terms from over twenty languages around the world in order to find commonalities between the
languages. The idea is that if most languages have a word for a given color, that color must be
*categorical*, or a color that is easily perceived as distinct, and is universally
recognized. Their findings are summarized in the table below.

Berlin, Brent, and Paul Kay.
*Basic Color Terms; Their Universality and Evolution*.
Berkeley: University of California Press, 1969.

To make clear the relationship between these findings and harmonic colors, it can be shown that the three primary and three secondary colors of the color wheel are included in the categorical hues.

In addition to these six colors, are two colors which are *not* on the color wheel: *Pink*
and *Brown*. Note also that the achromatics, Black, White, and a number of Gray scales, are also included.
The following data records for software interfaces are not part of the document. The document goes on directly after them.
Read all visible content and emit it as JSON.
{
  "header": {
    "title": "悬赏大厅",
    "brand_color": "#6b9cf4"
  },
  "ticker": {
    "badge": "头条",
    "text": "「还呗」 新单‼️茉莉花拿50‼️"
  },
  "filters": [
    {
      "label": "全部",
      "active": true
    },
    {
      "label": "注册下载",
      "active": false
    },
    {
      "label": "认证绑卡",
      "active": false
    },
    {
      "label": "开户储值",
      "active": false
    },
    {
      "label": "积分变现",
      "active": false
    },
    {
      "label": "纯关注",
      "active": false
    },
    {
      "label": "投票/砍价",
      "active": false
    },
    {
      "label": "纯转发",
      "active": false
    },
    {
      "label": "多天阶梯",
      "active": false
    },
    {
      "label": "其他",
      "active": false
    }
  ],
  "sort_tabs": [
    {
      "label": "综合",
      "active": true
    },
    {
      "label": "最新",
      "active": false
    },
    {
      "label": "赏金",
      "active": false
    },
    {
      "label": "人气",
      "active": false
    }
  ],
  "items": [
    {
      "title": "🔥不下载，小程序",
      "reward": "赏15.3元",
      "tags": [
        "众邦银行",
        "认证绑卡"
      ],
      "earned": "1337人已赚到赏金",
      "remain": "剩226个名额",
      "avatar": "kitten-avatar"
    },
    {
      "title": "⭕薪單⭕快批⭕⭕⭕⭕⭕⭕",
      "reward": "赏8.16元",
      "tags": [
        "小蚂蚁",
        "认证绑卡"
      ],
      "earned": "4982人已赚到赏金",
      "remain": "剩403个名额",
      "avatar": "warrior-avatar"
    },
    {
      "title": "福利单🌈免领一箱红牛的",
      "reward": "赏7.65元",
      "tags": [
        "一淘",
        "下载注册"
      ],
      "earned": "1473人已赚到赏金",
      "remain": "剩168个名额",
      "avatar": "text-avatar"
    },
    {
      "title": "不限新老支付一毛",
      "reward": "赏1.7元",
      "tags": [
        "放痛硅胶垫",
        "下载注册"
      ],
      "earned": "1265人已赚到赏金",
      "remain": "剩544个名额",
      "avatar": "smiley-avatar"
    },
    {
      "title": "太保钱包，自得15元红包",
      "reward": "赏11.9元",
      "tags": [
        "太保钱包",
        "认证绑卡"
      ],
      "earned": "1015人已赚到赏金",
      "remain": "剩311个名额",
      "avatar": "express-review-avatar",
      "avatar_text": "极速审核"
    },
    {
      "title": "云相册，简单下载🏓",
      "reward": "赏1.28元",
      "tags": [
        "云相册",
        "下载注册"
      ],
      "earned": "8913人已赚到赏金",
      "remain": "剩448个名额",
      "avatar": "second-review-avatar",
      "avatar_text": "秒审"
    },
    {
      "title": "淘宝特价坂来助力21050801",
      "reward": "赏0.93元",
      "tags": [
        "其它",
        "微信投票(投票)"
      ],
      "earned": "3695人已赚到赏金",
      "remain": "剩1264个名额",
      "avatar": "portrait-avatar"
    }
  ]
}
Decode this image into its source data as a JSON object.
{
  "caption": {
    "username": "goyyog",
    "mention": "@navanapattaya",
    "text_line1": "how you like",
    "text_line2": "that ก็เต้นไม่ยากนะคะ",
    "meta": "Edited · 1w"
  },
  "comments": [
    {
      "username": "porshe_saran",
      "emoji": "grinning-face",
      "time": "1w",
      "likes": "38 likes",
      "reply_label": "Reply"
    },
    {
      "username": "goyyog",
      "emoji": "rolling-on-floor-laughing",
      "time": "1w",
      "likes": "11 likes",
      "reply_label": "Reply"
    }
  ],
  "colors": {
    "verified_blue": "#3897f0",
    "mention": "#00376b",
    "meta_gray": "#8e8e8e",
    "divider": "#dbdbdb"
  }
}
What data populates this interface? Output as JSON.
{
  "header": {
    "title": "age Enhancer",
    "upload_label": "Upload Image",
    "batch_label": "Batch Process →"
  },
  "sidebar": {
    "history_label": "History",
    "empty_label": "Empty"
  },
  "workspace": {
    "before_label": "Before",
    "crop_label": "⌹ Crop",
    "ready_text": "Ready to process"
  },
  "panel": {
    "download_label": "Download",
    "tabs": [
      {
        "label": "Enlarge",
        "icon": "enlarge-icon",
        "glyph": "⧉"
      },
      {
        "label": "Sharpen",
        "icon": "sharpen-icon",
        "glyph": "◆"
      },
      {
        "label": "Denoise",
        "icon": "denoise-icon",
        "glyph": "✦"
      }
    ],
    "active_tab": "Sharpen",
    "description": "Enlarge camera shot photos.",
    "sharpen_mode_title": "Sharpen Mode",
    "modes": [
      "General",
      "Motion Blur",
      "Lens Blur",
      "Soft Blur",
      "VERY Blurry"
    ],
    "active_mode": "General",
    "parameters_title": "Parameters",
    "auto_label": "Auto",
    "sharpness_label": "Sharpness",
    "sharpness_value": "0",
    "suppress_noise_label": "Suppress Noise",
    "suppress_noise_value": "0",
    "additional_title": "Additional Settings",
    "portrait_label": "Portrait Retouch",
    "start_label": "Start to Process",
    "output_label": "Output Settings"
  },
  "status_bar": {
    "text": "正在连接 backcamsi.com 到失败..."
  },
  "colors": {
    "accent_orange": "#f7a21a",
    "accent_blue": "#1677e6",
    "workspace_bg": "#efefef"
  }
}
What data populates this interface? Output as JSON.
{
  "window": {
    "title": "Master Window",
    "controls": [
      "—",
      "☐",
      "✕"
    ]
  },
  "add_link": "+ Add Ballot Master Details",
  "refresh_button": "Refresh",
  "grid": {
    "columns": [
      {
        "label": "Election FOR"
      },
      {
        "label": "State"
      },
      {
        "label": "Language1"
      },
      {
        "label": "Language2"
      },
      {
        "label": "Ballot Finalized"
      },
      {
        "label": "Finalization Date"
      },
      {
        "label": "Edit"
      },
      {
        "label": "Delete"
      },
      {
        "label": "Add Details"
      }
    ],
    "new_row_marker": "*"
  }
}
These eight colors: Red, Yellow, Blue, Green, Orange, Violet, Pink, and Brown, are the chromatic
categorical hues. They are also called *preattentive* colors by vision scientists, meaning that
no conscious effort is needed to recognize these colors.
In order to make harmonic colors as practical as possible, it makes sense to apply the basic principles of
these findings to the 23-Limit harmonic color wheel. If we consider the color *Red-Violet* ...

... lightening or *tinting* of this color yields *Pink*, which is indeed more a immediately
recognizable color.

Consider also the tertiary color Red-Orange. Darkening, or *shading* this color yields
*Brown*, which is also in fact more immediately recognizable.

If the remaning tertiary colors are shown as combinations of the categorical hues, the color wheel gains a new immediacy, expressed as a shape built only from colors that are immediately recognizable.

These basic harmonic colors can be placed into two classes. *Class 1:* the Preattentive colors,
and *Class 2:* colors which are mixtures of the preattentives.

This logic can be put to work on the larger 47-Limit harmonic color wheel as well. The structure then appears greatly simplified in terms of color recognition.

All harmonic colors from 1 to 47 are represented in the outer ring.

Isolating only those colors unique to the 47-Limit, it can be shown that each of these unique colors is a mixture of 3 parts of one primary and 1 part of another. For example, 25 reduces to 3 parts Blue and 1 part Red.

39 reduces to 3 parts Yellow and 1 part Red.

The 23-Limit harmonic colors can be further classified as *Simple* and the 47-Limit can be
called *Compound*, as summarized the the tables below.

This is the basic system of H-Chroma, founded on the harmonic order of the visible spectrum which I observed first in the year 2000. H-Chroma is a quantitative tone chroma of harmonic colors organized categorically, allowing practical applications for Just Intonation up to the 47-Limit.

The text ends here for now. I have developed a notation system for music in Just Intonation using H-Chroma, and have also written software, and designed and built an electronic musical instrument based on these principles. Presentation of those things will follow when time permits.